Schoolchildren bored in a classroom, during lesson.

Have you ever sat back and thought, “What’s the point of sending my kids to school?” It is a  good question. What is the point of sending kids to school? Why do they need to learn about science and algebra and Shakespeare? The ultimate goal of raising kids is to prepare them to successfully navigate and live in the world. Usually it means they need to make money, which means they need to work. That leads to the question of  what kind of work would they like to do? Engineering? Teaching? A trade? How can they be best prepared to be able to do anything they would like to do? By exposing children to the world around them as broadly and deeply as possible. In other words, by taking them through a learning process we typically call “school”.

The question for parents  then becomes, “What is the best way to expose my children as broadly and as deeply as I can to the world around them?” Traditionally, parents send their children to local schools. Many people choose where they want to live based on the quality of the schools their children will attend. Some parents cannot afford to live in areas with  high quality schools, so they must settle for lesser quality schooling for their kids, or so it seems. In addition, as schools choose  to push non-academic curriculum as a means to mold culture instead of enhancing the broad and deep learning that parents seek, more parents are opting out of the traditional model of schools.

As a whole, our public school system is beginning to falter. Legislatures and school districts are burdening our public schools with expectations far beyond teaching reading, writing & arithmetic. With the hard push to measure students and schools through testing, public school teachers are losing the autonomy to teach their students as they see fit. Large classroom sizes are also an issue. In California, elementary school classrooms can have up to 33 students in each class. In Texas, the maximum elementary school classroom size is 22. Naturally, Texas elementary students will get more one-on-one time and attention from their teachers, which improves their education. Also, as the federal Department of Education continues its push to nationalize school standards and curriculum, there is a concern that the culture will be negatively affected as the curriculum seems designed to “preach” progressive values that a majority of parents, and especially religious families, do not support.

Thanks to the free market nature of the United States, parents are consumers and can search for the best option for their children’s educations, with many choices available to them. These choices tend to be more readily available to those with means – families who can afford to pay property taxes to the local school district and still pay for an alternative and typically better education for their children. Either that or families in which one parent is available to stay home to ensure their children are actively learning.

Families with greater means have so much choice available to them that they can create a boutique-type education model for each child. They can craft the optimal learning path for their students and then find the best options for how to educate their students along that path. Math and science through Kumon, online learning with Kahn Academy. They can engage in hybrid homeschooling where students are in in class two days a week and at home the other three. There are traditional religious schools, private schools and homeschooling — these are are all options that can help parents give their children the best education available.

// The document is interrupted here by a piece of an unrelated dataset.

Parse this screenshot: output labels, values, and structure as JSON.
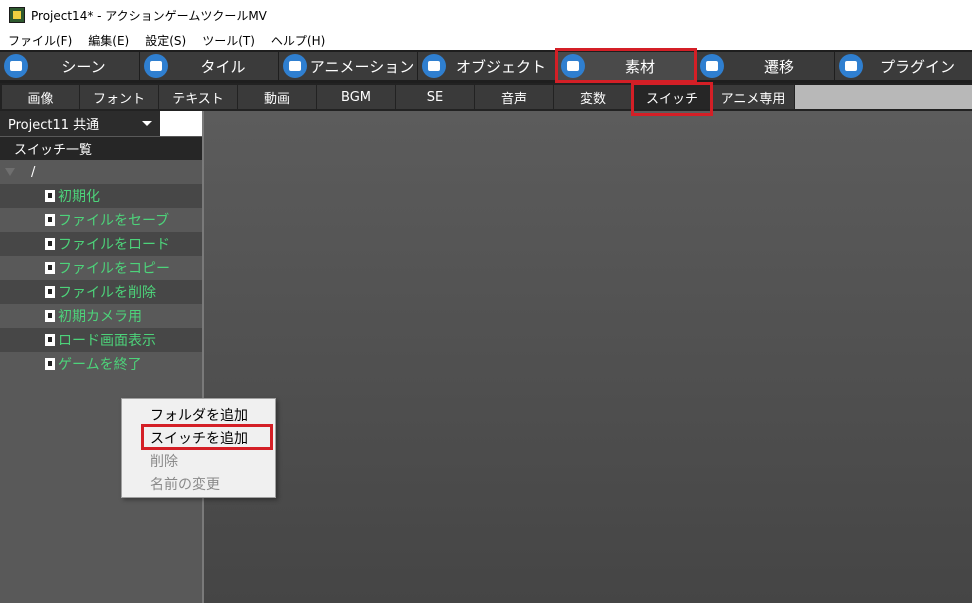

Which brings about another question: How do we enable every student to access to high quality education, regardless of their physical address or family means? States and local independent school districts are beginning to deal with this issue in a couple of ways. Some states are embracing charter schools, which are publicly funded school systems that mirror traditional public schools but operate more closely to private schools with high expectations for the students, parents and staff. Charter schools tend to have smaller class sizes and more autonomy in how they operate, which frees teachers to teach their material in ways better suited to each individual child’s learning style. There are also publicly funded online schools available in various states but these require adult supervision to ensure students are actually doing their work. Both of these models are free to the parents and still provide high quality education to their children.

But what about struggling school districts that  do not have charter schools or don’t have enough high performing charter schools? Is it important to states and local communities to ensure that every student receives a high quality education? In the visits I’ve made to charter schools in Denver and Washington DC, the presenters enjoy demonstrating their success over traditional schools in their areas and yet no one can explain to me why traditional public schools continue to be accepted as substandard. As families who can withdraw from the public school system continue to flee to more boutique-type education models, public schools are imploding, especially in lower income areas. What strikes me as odd, is that the states and school districts seem to accept that the traditional public school model isn’t working, and rather than raise the standards and provide more autonomy to these schools, they just open new ones.

Every parent should desire that their children receive an education that exposes them broadly and deeply to the world around them. As citizens of this nation, each of us should desire that every child has the same opportunity to be exposed to this high standard of education. As taxpayers, we have to demand more for our money. How much taxpayer money is wasted each year on failing schools which are repeatedly held to a minimum level of expected outcome? Break out of the traditional school model mentality. Let’s work to provide every student an opportunity to gain a quality education in the best way for each of them and their families. High quality education matters.